### INSTRUCTIONS TO FOLLOW
Output the entries verbatim, including every line.

### SOURCE RECORDS
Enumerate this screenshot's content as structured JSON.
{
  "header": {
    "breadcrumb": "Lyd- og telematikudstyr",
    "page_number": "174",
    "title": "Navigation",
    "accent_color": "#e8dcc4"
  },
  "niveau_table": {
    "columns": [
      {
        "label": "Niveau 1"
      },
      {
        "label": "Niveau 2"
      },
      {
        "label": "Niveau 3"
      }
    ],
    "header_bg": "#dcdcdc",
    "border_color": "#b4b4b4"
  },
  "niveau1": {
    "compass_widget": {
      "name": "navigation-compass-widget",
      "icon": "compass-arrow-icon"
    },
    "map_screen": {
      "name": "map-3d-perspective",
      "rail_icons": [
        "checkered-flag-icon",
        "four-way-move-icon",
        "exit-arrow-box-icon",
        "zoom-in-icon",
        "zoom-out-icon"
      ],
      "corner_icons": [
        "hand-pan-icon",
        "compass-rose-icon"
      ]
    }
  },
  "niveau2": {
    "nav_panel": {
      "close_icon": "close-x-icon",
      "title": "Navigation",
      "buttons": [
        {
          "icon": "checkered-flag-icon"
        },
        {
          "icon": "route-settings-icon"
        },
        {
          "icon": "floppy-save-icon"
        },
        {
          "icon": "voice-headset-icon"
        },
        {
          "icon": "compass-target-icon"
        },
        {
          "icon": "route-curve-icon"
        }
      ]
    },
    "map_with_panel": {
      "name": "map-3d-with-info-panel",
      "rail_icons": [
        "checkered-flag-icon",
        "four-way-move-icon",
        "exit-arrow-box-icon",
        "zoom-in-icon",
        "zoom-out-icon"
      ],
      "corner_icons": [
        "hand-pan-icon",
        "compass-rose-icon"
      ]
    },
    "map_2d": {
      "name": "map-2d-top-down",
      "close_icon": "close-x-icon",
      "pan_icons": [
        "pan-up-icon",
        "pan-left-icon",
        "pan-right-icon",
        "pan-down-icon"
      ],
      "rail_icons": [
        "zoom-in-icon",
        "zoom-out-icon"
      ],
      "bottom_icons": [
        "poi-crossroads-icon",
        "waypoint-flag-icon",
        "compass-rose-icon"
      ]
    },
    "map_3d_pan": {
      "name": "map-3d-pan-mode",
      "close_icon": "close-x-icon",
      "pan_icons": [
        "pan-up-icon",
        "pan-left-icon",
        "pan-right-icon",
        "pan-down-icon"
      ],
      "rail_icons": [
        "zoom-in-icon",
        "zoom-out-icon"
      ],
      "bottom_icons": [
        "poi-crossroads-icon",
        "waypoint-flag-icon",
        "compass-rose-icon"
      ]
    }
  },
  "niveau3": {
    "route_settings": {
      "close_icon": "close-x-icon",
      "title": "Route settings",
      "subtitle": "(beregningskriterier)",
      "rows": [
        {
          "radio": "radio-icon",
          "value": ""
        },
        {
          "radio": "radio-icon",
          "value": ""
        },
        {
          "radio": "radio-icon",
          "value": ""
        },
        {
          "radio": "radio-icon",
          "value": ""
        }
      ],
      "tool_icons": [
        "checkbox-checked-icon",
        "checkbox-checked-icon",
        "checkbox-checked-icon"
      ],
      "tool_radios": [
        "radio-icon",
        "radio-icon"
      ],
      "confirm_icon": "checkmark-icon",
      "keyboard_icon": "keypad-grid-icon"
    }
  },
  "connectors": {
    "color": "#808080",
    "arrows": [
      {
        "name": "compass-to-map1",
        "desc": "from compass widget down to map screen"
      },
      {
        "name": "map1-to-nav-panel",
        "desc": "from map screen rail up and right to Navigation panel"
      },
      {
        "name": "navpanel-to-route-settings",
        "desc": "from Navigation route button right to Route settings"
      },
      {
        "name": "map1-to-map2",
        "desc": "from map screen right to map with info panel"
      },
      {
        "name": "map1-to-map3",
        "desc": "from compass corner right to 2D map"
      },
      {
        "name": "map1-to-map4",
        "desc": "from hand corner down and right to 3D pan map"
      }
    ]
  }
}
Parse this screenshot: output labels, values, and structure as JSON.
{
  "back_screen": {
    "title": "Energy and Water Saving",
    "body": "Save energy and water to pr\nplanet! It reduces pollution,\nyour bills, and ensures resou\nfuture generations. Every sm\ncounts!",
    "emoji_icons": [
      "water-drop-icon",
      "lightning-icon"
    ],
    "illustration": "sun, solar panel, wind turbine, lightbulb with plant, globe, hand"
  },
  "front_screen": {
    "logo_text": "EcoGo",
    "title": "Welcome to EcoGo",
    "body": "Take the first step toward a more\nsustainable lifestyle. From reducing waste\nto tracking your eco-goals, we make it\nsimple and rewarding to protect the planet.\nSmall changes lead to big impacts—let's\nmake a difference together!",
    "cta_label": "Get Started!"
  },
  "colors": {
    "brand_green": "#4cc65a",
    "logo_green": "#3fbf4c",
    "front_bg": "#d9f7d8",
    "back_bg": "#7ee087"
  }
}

### EXERCISE SOLUTION
Enumerate this screenshot's content as structured JSON.
{
  "header": {
    "breadcrumb": "Lyd- og telematikudstyr",
    "page_number": "174",
    "title": "Navigation",
    "accent_color": "#e8dcc4"
  },
  "niveau_table": {
    "columns": [
      {
        "label": "Niveau 1"
      },
      {
        "label": "Niveau 2"
      },
      {
        "label": "Niveau 3"
      }
    ],
    "header_bg": "#dcdcdc",
    "border_color": "#b4b4b4"
  },
  "niveau1": {
    "compass_widget": {
      "name": "navigation-compass-widget",
      "icon": "compass-arrow-icon"
    },
    "map_screen": {
      "name": "map-3d-perspective",
      "rail_icons": [
        "checkered-flag-icon",
        "four-way-move-icon",
        "exit-arrow-box-icon",
        "zoom-in-icon",
        "zoom-out-icon"
      ],
      "corner_icons": [
        "hand-pan-icon",
        "compass-rose-icon"
      ]
    }
  },
  "niveau2": {
    "nav_panel": {
      "close_icon": "close-x-icon",
      "title": "Navigation",
      "buttons": [
        {
          "icon": "checkered-flag-icon"
        },
        {
          "icon": "route-settings-icon"
        },
        {
          "icon": "floppy-save-icon"
        },
        {
          "icon": "voice-headset-icon"
        },
        {
          "icon": "compass-target-icon"
        },
        {
          "icon": "route-curve-icon"
        }
      ]
    },
    "map_with_panel": {
      "name": "map-3d-with-info-panel",
      "rail_icons": [
        "checkered-flag-icon",
        "four-way-move-icon",
        "exit-arrow-box-icon",
        "zoom-in-icon",
        "zoom-out-icon"
      ],
      "corner_icons": [
        "hand-pan-icon",
        "compass-rose-icon"
      ]
    },
    "map_2d": {
      "name": "map-2d-top-down",
      "close_icon": "close-x-icon",
      "pan_icons": [
        "pan-up-icon",
        "pan-left-icon",
        "pan-right-icon",
        "pan-down-icon"
      ],
      "rail_icons": [
        "zoom-in-icon",
        "zoom-out-icon"
      ],
      "bottom_icons": [
        "poi-crossroads-icon",
        "waypoint-flag-icon",
        "compass-rose-icon"
      ]
    },
    "map_3d_pan": {
      "name": "map-3d-pan-mode",
      "close_icon": "close-x-icon",
      "pan_icons": [
        "pan-up-icon",
        "pan-left-icon",
        "pan-right-icon",
        "pan-down-icon"
      ],
      "rail_icons": [
        "zoom-in-icon",
        "zoom-out-icon"
      ],
      "bottom_icons": [
        "poi-crossroads-icon",
        "waypoint-flag-icon",
        "compass-rose-icon"
      ]
    }
  },
  "niveau3": {
    "route_settings": {
      "close_icon": "close-x-icon",
      "title": "Route settings",
      "subtitle": "(beregningskriterier)",
      "rows": [
        {
          "radio": "radio-icon",
          "value": ""
        },
        {
          "radio": "radio-icon",
          "value": ""
        },
        {
          "radio": "radio-icon",
          "value": ""
        },
        {
          "radio": "radio-icon",
          "value": ""
        }
      ],
      "tool_icons": [
        "checkbox-checked-icon",
        "checkbox-checked-icon",
        "checkbox-checked-icon"
      ],
      "tool_radios": [
        "radio-icon",
        "radio-icon"
      ],
      "confirm_icon": "checkmark-icon",
      "keyboard_icon": "keypad-grid-icon"
    }
  },
  "connectors": {
    "color": "#808080",
    "arrows": [
      {
        "name": "compass-to-map1",
        "desc": "from compass widget down to map screen"
      },
      {
        "name": "map1-to-nav-panel",
        "desc": "from map screen rail up and right to Navigation panel"
      },
      {
        "name": "navpanel-to-route-settings",
        "desc": "from Navigation route button right to Route settings"
      },
      {
        "name": "map1-to-map2",
        "desc": "from map screen right to map with info panel"
      },
      {
        "name": "map1-to-map3",
        "desc": "from compass corner right to 2D map"
      },
      {
        "name": "map1-to-map4",
        "desc": "from hand corner down and right to 3D pan map"
      }
    ]
  }
}
Parse this screenshot: output labels, values, and structure as JSON.
{
  "back_screen": {
    "title": "Energy and Water Saving",
    "body": "Save energy and water to pr\nplanet! It reduces pollution,\nyour bills, and ensures resou\nfuture generations. Every sm\ncounts!",
    "emoji_icons": [
      "water-drop-icon",
      "lightning-icon"
    ],
    "illustration": "sun, solar panel, wind turbine, lightbulb with plant, globe, hand"
  },
  "front_screen": {
    "logo_text": "EcoGo",
    "title": "Welcome to EcoGo",
    "body": "Take the first step toward a more\nsustainable lifestyle. From reducing waste\nto tracking your eco-goals, we make it\nsimple and rewarding to protect the planet.\nSmall changes lead to big impacts—let's\nmake a difference together!",
    "cta_label": "Get Started!"
  },
  "colors": {
    "brand_green": "#4cc65a",
    "logo_green": "#3fbf4c",
    "front_bg": "#d9f7d8",
    "back_bg": "#7ee087"
  }
}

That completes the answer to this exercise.